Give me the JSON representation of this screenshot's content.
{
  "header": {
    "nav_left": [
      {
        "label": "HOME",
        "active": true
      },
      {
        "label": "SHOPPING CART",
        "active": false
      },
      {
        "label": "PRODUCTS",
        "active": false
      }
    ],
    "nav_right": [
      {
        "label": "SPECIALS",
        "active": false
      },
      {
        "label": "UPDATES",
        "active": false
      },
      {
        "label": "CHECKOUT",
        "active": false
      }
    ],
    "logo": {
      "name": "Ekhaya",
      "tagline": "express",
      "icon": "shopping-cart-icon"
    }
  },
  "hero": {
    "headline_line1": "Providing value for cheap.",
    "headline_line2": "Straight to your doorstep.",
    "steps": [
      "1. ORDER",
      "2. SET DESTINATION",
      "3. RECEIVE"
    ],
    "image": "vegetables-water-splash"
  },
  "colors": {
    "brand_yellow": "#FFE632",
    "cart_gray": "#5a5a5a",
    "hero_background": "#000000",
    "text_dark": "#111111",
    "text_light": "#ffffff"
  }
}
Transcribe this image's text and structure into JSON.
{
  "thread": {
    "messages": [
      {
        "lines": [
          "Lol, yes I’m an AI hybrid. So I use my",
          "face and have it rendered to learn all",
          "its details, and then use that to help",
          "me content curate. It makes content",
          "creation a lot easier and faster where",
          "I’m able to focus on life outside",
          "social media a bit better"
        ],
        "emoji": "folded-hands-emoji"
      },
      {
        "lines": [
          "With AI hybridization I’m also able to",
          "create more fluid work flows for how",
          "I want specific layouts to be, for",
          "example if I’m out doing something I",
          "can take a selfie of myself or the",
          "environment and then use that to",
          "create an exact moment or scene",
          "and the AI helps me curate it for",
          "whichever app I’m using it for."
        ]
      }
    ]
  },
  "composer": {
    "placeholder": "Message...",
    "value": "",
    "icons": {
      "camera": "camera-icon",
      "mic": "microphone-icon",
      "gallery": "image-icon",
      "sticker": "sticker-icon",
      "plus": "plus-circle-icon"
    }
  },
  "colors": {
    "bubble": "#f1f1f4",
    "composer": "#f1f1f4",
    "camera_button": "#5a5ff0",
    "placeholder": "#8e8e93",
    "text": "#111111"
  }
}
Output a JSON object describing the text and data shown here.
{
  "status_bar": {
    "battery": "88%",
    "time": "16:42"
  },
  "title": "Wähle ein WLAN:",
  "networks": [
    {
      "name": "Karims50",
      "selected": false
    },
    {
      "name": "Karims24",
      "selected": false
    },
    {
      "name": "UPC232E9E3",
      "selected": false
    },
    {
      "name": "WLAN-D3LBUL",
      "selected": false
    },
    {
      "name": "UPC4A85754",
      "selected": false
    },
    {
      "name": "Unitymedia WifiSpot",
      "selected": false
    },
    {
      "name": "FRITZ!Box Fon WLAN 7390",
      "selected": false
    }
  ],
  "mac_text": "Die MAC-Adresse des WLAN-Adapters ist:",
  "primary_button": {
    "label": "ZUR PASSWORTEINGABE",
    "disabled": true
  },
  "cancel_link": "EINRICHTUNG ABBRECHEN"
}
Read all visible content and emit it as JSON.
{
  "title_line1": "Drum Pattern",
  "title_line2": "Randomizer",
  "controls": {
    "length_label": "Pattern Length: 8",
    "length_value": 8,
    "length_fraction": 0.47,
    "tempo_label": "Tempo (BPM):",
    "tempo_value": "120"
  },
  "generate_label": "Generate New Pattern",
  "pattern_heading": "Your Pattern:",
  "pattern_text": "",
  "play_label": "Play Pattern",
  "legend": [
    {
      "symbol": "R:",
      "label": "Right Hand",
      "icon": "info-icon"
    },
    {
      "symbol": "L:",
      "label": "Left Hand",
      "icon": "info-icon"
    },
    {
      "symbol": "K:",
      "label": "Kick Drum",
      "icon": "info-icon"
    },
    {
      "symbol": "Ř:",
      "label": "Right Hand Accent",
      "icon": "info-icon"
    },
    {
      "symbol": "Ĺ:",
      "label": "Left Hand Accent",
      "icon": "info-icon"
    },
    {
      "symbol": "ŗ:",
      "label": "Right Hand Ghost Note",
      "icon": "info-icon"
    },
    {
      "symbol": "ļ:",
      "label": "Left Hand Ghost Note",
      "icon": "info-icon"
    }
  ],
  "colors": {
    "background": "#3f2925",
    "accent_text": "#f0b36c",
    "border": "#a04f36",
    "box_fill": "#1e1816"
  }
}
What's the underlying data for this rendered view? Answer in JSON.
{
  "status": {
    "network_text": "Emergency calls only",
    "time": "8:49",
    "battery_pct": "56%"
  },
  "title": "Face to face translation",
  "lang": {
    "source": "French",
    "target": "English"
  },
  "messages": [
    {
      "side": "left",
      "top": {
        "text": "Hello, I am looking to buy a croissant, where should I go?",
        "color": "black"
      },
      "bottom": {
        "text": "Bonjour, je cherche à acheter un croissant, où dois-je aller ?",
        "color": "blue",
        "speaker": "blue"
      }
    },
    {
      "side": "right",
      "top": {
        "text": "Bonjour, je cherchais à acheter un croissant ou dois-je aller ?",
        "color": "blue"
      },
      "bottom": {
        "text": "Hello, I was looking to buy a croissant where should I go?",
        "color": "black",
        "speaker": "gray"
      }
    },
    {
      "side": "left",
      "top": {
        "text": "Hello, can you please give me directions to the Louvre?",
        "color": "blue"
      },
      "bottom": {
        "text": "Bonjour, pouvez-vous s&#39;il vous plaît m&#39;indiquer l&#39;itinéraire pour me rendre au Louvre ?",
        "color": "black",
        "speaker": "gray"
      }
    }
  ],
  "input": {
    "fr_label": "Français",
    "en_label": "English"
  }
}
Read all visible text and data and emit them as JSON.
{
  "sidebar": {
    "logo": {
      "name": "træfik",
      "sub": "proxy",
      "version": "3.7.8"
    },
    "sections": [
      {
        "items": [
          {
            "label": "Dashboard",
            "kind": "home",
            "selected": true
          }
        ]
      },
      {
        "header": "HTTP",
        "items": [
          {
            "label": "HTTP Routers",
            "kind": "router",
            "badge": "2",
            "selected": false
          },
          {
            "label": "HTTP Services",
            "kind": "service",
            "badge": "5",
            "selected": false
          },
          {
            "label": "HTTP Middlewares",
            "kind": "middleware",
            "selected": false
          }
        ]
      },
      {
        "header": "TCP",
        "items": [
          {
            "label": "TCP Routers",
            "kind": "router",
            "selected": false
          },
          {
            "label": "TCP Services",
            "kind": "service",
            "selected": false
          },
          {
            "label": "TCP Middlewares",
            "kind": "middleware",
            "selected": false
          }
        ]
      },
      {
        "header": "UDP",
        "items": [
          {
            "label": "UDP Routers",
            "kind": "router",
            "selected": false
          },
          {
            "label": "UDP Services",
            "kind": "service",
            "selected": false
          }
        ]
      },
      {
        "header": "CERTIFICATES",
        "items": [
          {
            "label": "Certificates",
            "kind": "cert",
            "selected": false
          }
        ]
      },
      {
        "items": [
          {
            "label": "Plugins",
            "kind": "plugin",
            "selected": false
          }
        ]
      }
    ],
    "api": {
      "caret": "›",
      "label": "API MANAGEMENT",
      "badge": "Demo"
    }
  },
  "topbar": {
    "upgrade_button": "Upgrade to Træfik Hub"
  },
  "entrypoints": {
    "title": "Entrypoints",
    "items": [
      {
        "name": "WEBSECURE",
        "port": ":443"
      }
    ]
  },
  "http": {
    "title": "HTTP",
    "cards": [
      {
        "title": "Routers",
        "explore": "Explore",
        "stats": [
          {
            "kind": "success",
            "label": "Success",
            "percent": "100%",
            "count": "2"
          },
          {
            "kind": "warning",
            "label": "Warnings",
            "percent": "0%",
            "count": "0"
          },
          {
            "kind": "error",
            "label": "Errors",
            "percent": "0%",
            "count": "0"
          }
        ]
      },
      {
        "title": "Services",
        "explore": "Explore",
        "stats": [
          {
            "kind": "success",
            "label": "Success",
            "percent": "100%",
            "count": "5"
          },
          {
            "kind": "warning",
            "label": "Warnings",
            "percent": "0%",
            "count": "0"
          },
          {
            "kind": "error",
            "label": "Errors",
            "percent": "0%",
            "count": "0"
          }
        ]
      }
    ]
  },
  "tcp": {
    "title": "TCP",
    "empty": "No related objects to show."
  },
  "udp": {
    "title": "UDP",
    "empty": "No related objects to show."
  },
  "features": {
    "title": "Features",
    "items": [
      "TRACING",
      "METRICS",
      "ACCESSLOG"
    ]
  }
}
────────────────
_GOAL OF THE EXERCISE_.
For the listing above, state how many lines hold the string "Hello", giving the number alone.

_EXERCISE RESULT_.
3